• Work to be completed: Give back each entry word for word, but drop the images.

• Material shown:
┄┄┄┄┄┄┄┄┄┄

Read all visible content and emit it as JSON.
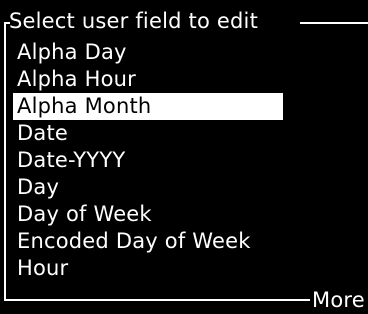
{
  "screen": {
    "title": "Select user field to edit",
    "items": [
      {
        "label": "Alpha Day",
        "selected": false
      },
      {
        "label": "Alpha Hour",
        "selected": false
      },
      {
        "label": "Alpha Month",
        "selected": true
      },
      {
        "label": "Date",
        "selected": false
      },
      {
        "label": "Date-YYYY",
        "selected": false
      },
      {
        "label": "Day",
        "selected": false
      },
      {
        "label": "Day of Week",
        "selected": false
      },
      {
        "label": "Encoded Day of Week",
        "selected": false
      },
      {
        "label": "Hour",
        "selected": false
      }
    ],
    "more_label": "More"
  },
  "colors": {
    "background": "#000000",
    "foreground": "#ffffff"
  }
}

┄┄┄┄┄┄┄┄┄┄

• Response below:
Read all visible content and emit it as JSON.
{
  "screen": {
    "title": "Select user field to edit",
    "items": [
      {
        "label": "Alpha Day",
        "selected": false
      },
      {
        "label": "Alpha Hour",
        "selected": false
      },
      {
        "label": "Alpha Month",
        "selected": true
      },
      {
        "label": "Date",
        "selected": false
      },
      {
        "label": "Date-YYYY",
        "selected": false
      },
      {
        "label": "Day",
        "selected": false
      },
      {
        "label": "Day of Week",
        "selected": false
      },
      {
        "label": "Encoded Day of Week",
        "selected": false
      },
      {
        "label": "Hour",
        "selected": false
      }
    ],
    "more_label": "More"
  },
  "colors": {
    "background": "#000000",
    "foreground": "#ffffff"
  }
}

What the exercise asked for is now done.